§ **PROBLEM TO SOLVE**
Report every line of the data where the string "this" appears.

Start of MATERIALS PROVIDED

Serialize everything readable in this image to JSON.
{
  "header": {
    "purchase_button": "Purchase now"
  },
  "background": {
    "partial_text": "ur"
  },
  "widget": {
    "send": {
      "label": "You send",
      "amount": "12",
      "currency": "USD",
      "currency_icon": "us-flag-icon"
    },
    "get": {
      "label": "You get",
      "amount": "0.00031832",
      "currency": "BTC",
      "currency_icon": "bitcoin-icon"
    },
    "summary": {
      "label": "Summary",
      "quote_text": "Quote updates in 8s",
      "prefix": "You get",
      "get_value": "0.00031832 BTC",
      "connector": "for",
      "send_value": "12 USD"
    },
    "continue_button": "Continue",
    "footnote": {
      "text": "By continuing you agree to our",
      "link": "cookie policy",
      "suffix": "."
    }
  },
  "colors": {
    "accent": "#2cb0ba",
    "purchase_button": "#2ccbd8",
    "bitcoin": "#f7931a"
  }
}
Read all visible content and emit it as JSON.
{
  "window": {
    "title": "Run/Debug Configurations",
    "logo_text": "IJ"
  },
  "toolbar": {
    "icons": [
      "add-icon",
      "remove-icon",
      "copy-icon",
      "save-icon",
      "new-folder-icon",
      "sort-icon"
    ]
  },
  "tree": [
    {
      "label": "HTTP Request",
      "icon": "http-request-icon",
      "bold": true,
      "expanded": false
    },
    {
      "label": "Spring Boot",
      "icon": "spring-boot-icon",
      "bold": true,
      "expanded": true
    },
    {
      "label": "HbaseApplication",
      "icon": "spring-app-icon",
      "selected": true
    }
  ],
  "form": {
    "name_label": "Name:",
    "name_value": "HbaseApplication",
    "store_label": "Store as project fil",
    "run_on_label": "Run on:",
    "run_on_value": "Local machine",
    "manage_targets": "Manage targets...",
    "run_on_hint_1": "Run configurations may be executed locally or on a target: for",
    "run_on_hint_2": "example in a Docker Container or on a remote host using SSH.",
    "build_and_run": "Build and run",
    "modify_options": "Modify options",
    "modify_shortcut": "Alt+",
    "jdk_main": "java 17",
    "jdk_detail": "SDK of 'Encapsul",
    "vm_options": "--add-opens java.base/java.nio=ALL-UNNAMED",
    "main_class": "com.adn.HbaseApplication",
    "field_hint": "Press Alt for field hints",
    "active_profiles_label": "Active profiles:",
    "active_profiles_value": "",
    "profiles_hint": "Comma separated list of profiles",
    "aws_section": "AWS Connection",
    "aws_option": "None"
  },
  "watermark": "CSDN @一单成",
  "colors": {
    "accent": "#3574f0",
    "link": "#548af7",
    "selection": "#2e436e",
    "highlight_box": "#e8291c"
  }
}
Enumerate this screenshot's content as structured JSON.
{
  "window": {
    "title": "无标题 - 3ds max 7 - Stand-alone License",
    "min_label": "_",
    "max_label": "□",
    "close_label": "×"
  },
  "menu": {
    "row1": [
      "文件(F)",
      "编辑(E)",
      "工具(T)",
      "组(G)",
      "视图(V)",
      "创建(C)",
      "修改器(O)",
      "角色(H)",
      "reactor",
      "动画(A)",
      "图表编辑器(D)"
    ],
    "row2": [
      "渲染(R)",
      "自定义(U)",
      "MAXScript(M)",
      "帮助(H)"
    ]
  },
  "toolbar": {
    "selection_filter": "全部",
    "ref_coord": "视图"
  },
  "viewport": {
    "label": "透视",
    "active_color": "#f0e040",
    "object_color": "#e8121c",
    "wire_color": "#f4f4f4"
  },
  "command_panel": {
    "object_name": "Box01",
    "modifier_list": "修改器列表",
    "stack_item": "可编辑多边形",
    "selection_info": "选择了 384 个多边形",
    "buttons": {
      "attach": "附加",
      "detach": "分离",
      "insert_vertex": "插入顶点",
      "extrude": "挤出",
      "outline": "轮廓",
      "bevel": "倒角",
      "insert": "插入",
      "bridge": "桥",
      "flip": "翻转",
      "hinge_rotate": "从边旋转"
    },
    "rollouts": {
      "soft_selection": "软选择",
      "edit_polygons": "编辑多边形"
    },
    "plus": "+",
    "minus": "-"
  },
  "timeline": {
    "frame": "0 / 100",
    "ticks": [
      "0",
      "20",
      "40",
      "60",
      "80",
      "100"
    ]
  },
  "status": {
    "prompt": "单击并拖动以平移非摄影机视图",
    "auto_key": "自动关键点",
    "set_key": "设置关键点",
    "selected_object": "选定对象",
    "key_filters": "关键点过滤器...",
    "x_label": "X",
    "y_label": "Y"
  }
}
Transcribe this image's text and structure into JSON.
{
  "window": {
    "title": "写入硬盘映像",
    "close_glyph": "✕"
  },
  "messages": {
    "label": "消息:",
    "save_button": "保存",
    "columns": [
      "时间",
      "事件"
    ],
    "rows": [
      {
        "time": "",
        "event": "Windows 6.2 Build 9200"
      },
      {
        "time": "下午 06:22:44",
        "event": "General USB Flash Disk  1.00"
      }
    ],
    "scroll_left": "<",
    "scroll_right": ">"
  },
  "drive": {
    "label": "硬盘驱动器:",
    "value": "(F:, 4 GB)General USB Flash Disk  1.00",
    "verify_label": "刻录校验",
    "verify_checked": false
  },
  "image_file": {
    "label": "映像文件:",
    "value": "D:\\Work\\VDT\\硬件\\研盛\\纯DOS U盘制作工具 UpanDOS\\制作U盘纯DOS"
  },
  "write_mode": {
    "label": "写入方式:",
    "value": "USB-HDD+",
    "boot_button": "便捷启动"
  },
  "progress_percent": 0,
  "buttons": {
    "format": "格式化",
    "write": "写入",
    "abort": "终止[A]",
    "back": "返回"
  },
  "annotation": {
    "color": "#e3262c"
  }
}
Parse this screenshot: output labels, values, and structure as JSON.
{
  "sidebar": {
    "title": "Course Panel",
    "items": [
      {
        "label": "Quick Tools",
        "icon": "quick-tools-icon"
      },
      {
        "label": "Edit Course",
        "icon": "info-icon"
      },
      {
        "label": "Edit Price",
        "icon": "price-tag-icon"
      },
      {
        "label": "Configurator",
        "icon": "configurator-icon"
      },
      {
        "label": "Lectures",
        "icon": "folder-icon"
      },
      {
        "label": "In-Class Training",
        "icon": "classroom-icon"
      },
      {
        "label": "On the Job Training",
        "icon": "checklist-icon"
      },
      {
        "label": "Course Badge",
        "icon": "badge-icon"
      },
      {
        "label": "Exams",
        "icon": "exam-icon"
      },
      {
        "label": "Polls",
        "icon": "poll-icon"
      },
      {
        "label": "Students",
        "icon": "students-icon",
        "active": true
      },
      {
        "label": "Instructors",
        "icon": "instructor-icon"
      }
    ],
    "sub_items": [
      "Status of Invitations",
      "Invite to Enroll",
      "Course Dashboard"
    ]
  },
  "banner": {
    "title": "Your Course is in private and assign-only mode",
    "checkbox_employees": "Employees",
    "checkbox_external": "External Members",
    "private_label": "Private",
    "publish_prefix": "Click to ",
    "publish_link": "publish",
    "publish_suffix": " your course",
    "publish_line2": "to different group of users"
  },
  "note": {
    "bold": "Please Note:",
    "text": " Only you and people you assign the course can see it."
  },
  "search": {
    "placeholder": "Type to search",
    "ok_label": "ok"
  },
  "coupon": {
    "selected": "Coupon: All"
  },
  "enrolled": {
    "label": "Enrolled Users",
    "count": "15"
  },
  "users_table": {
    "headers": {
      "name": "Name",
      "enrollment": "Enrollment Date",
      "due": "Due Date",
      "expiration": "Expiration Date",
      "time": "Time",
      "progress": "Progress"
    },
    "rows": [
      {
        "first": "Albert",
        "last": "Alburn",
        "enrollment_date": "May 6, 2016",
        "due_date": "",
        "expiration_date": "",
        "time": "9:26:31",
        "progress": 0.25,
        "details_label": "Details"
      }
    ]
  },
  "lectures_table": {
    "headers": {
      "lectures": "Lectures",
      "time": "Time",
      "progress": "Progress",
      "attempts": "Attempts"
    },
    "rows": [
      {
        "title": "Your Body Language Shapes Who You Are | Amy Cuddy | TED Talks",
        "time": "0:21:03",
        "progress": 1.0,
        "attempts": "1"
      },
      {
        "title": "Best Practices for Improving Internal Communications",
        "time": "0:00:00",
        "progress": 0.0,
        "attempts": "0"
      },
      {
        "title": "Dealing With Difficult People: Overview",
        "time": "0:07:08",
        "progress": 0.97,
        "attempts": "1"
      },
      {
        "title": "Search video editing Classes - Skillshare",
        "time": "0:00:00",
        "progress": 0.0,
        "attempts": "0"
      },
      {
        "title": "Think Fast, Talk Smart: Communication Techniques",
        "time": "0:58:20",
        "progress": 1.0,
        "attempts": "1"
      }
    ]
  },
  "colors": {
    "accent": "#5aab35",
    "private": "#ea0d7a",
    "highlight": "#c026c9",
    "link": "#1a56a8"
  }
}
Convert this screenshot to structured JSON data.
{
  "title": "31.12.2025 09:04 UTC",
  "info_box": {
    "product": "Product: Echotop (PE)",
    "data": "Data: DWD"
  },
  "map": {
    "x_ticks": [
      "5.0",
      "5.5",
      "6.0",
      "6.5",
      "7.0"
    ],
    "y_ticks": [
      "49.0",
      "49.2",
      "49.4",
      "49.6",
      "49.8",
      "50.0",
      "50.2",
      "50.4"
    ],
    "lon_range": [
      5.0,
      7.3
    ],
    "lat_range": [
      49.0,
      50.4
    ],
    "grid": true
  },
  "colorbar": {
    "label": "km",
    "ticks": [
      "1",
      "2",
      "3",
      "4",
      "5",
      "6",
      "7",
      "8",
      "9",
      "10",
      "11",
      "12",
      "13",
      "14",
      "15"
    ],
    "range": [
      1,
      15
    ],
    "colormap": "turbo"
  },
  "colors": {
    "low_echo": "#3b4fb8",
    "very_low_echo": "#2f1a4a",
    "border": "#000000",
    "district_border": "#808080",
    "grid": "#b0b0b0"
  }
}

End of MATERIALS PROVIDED

§ **FINAL ANSWER**
Serialize everything readable in this image to JSON.
Enumerate this screenshot's content as structured JSON.
Transcribe this image's text and structure into JSON.
Parse this screenshot: output labels, values, and structure as JSON.
Convert this screenshot to structured JSON data.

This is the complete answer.